10. We are here to heal our planet collectively.
What shifted for me during my studies with this group, or Allyu (pronounced eye-you), was the awareness of how we impact each other planet-wide. Thich Nhat Hanh has said that the next Buddha will be a Sangha, or spiritual community. I understand why! There is a sorely missing cohesion between people, and between people and the natural world today. What if our beloved planet was included as a member of that Sangha? When she is, we bring in all her relatives as well and it is the most natural thing in the world to take care of her and her family.
The responsibility is all of ours. The world is too big and has too much love for just one person to be responsible. The shamanic path, whichever one you may be on, is first and foremost about relationship. Relationship to nature, culture and self. This awakening is what compels me to share my story with you — even if you have only one glimmer of recognition in what you’ve read, I know there’s a quickening in the part of you that is not separate from me.
11. I’m never alone.
“I am he as you are he as you are me and we are all together.” I will be a perpetual student of this truth, presented mirthfully by the Beatles, for a long time to come. I was a student of it long before the universe unlocked so much of her beauty in me, and I know how far I have to go before it’s my default outlook on life. To know that I am never alone lets me hold any experience I’m having as one that the whole of creation is having. I know that when I breathe deeply into a hurt or don’t resist a laugh, that I am making in-roads for everyone else so that it’s easier for them next time. And the same is true for you. Every time you make a higher choice about how you want to respond or how you want to love, you help me. So thank you.

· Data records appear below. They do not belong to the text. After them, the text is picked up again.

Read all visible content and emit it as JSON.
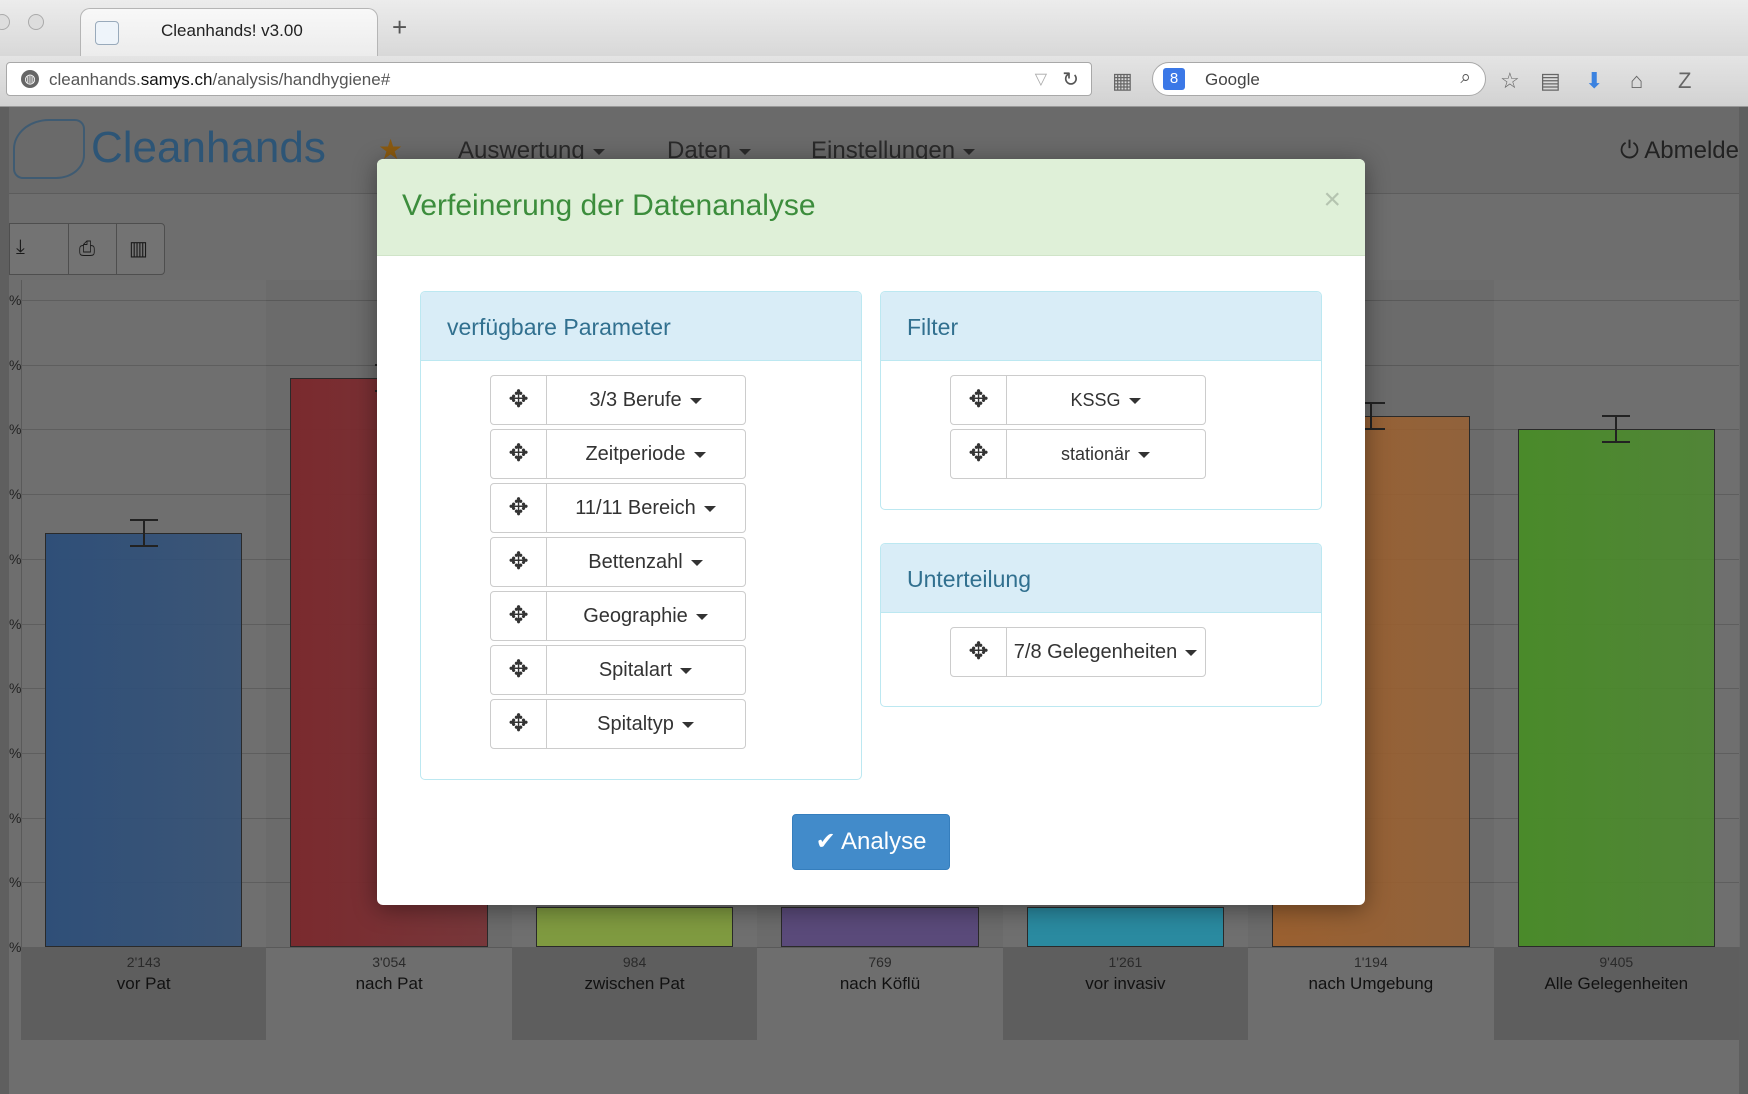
{
  "browser": {
    "tab_title": "Cleanhands! v3.00",
    "new_tab": "+",
    "url_host_prefix": "cleanhands.",
    "url_host_domain": "samys.ch",
    "url_path": "/analysis/handhygiene#",
    "search_placeholder": "Google",
    "search_engine_letter": "8"
  },
  "nav": {
    "brand": "Cleanhands",
    "items": [
      "Auswertung",
      "Daten",
      "Einstellungen"
    ],
    "logout": "Abmelde"
  },
  "chart_data": {
    "type": "bar",
    "categories": [
      "vor Pat",
      "nach Pat",
      "zwischen Pat",
      "nach Köflü",
      "vor invasiv",
      "nach Umgebung",
      "Alle Gelegenheiten"
    ],
    "counts": [
      "2'143",
      "3'054",
      "984",
      "769",
      "1'261",
      "1'194",
      "9'405"
    ],
    "values": [
      64,
      88,
      null,
      null,
      null,
      82,
      80
    ],
    "colors": [
      "#2f4f78",
      "#7a2a2e",
      "#7f9a40",
      "#5a4a7a",
      "#2a8aa0",
      "#9a6030",
      "#4a8a2a"
    ],
    "ylim": [
      0,
      100
    ],
    "grid": true
  },
  "modal": {
    "title": "Verfeinerung der Datenanalyse",
    "close": "×",
    "available_title": "verfügbare Parameter",
    "available": [
      "3/3 Berufe",
      "Zeitperiode",
      "11/11 Bereich",
      "Bettenzahl",
      "Geographie",
      "Spitalart",
      "Spitaltyp"
    ],
    "filter_title": "Filter",
    "filters": [
      "KSSG",
      "stationär"
    ],
    "grouping_title": "Unterteilung",
    "grouping": [
      "7/8 Gelegenheiten"
    ],
    "analyse_label": "Analyse"
  }
}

Walking the shamanic path is ever more inclusive. One of my other teachers (Jeff Carreira) once said, “The only problem with reality is that we don’t include enough of it,” and I find that to be a reliable statement. Weaving relationships with the elements or animal totems or plant allies is an ongoing process because everything is evolving, not just me. I feel grateful to have my very own roadmap to the cosmos and a way to share it with others who feel a similar longing for connection and a pattern to the chaos that is life.
For me, that is LOVE IN ACTION. It can take the form of gratitude, curiosity, beauty making, or doing a favor for a friend before they ask. In fact, I’m sure it takes more forms that I have dared to imagine yet, and I can’t wait to see them all.

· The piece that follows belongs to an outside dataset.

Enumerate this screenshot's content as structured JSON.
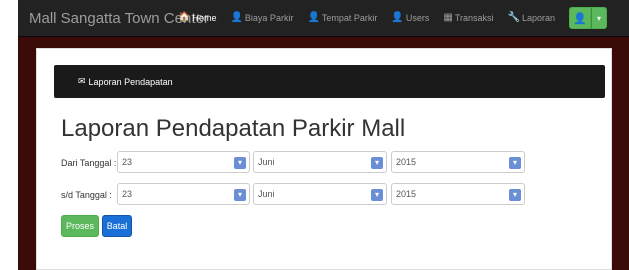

The final thing I’d like to add is that if you’ve made it to the end of this article, you probably already have had a shamanic awakening or walk a shamanic path — whether you know it or not.

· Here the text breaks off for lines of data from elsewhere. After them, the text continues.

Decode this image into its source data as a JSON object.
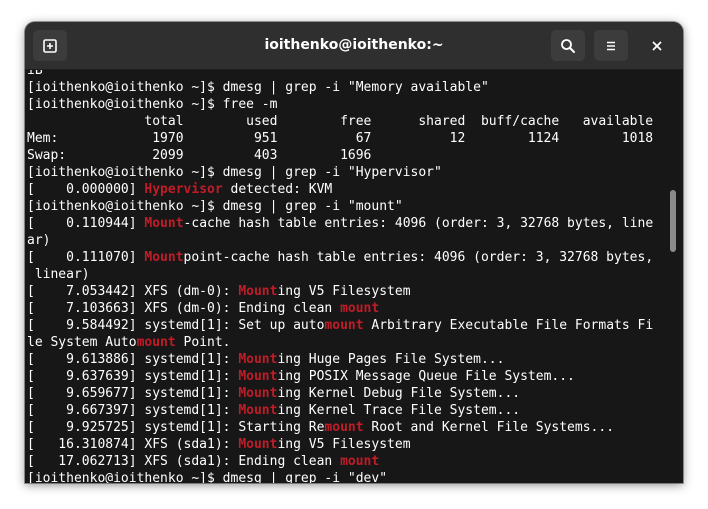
{
  "window": {
    "title": "ioithenko@ioithenko:~",
    "icons": {
      "new_tab": "new-tab-icon",
      "search": "search-icon",
      "menu": "hamburger-menu-icon",
      "close": "close-icon"
    },
    "colors": {
      "background": "#171717",
      "headerbar": "#2f2f2f",
      "text": "#ffffff",
      "highlight": "#c01c28"
    }
  },
  "terminal": {
    "lines": [
      [
        {
          "t": "iB"
        }
      ],
      [
        {
          "t": "[ioithenko@ioithenko ~]$ dmesg | grep -i \"Memory available\""
        }
      ],
      [
        {
          "t": "[ioithenko@ioithenko ~]$ free -m"
        }
      ],
      [
        {
          "t": "               total        used        free      shared  buff/cache   available"
        }
      ],
      [
        {
          "t": "Mem:            1970         951          67          12        1124        1018"
        }
      ],
      [
        {
          "t": "Swap:           2099         403        1696"
        }
      ],
      [
        {
          "t": "[ioithenko@ioithenko ~]$ dmesg | grep -i \"Hypervisor\""
        }
      ],
      [
        {
          "t": "[    0.000000] "
        },
        {
          "t": "Hypervisor",
          "h": true
        },
        {
          "t": " detected: KVM"
        }
      ],
      [
        {
          "t": "[ioithenko@ioithenko ~]$ dmesg | grep -i \"mount\""
        }
      ],
      [
        {
          "t": "[    0.110944] "
        },
        {
          "t": "Mount",
          "h": true
        },
        {
          "t": "-cache hash table entries: 4096 (order: 3, 32768 bytes, line"
        }
      ],
      [
        {
          "t": "ar)"
        }
      ],
      [
        {
          "t": "[    0.111070] "
        },
        {
          "t": "Mount",
          "h": true
        },
        {
          "t": "point-cache hash table entries: 4096 (order: 3, 32768 bytes,"
        }
      ],
      [
        {
          "t": " linear)"
        }
      ],
      [
        {
          "t": "[    7.053442] XFS (dm-0): "
        },
        {
          "t": "Mount",
          "h": true
        },
        {
          "t": "ing V5 Filesystem"
        }
      ],
      [
        {
          "t": "[    7.103663] XFS (dm-0): Ending clean "
        },
        {
          "t": "mount",
          "h": true
        }
      ],
      [
        {
          "t": "[    9.584492] systemd[1]: Set up auto"
        },
        {
          "t": "mount",
          "h": true
        },
        {
          "t": " Arbitrary Executable File Formats Fi"
        }
      ],
      [
        {
          "t": "le System Auto"
        },
        {
          "t": "mount",
          "h": true
        },
        {
          "t": " Point."
        }
      ],
      [
        {
          "t": "[    9.613886] systemd[1]: "
        },
        {
          "t": "Mount",
          "h": true
        },
        {
          "t": "ing Huge Pages File System..."
        }
      ],
      [
        {
          "t": "[    9.637639] systemd[1]: "
        },
        {
          "t": "Mount",
          "h": true
        },
        {
          "t": "ing POSIX Message Queue File System..."
        }
      ],
      [
        {
          "t": "[    9.659677] systemd[1]: "
        },
        {
          "t": "Mount",
          "h": true
        },
        {
          "t": "ing Kernel Debug File System..."
        }
      ],
      [
        {
          "t": "[    9.667397] systemd[1]: "
        },
        {
          "t": "Mount",
          "h": true
        },
        {
          "t": "ing Kernel Trace File System..."
        }
      ],
      [
        {
          "t": "[    9.925725] systemd[1]: Starting Re"
        },
        {
          "t": "mount",
          "h": true
        },
        {
          "t": " Root and Kernel File Systems..."
        }
      ],
      [
        {
          "t": "[   16.310874] XFS (sda1): "
        },
        {
          "t": "Mount",
          "h": true
        },
        {
          "t": "ing V5 Filesystem"
        }
      ],
      [
        {
          "t": "[   17.062713] XFS (sda1): Ending clean "
        },
        {
          "t": "mount",
          "h": true
        }
      ],
      [
        {
          "t": "[ioithenko@ioithenko ~]$ dmesg | grep -i \"dev\""
        }
      ]
    ]
  }
}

Thank you for being on this journey with me and may my words be of service to all my relations, for seven generations.
Amy Mermaid Isakov is a Pachakuti Mesa Carrier as taught by don Oscar Miro-Quesada and is passionate about spirituality, music, art, and how the Divine can manifest in all its forms. Having left the traditional education path, she has studied in-depth with shamans, bodyworkers, thought-leaders, and green builders. She finds herself blessed and grateful to be of service at The Shift Network as a course manager and to the greater Shift in our Collective Consciousness. When not on the computer, she takes her shoes off and lets the Earth sing her songs.
11 Things I Learned from a Shaman that Changed My Life November 16, 2015
Simple Ritual: Align Yourself to the Rythyms of Nature October 22, 2015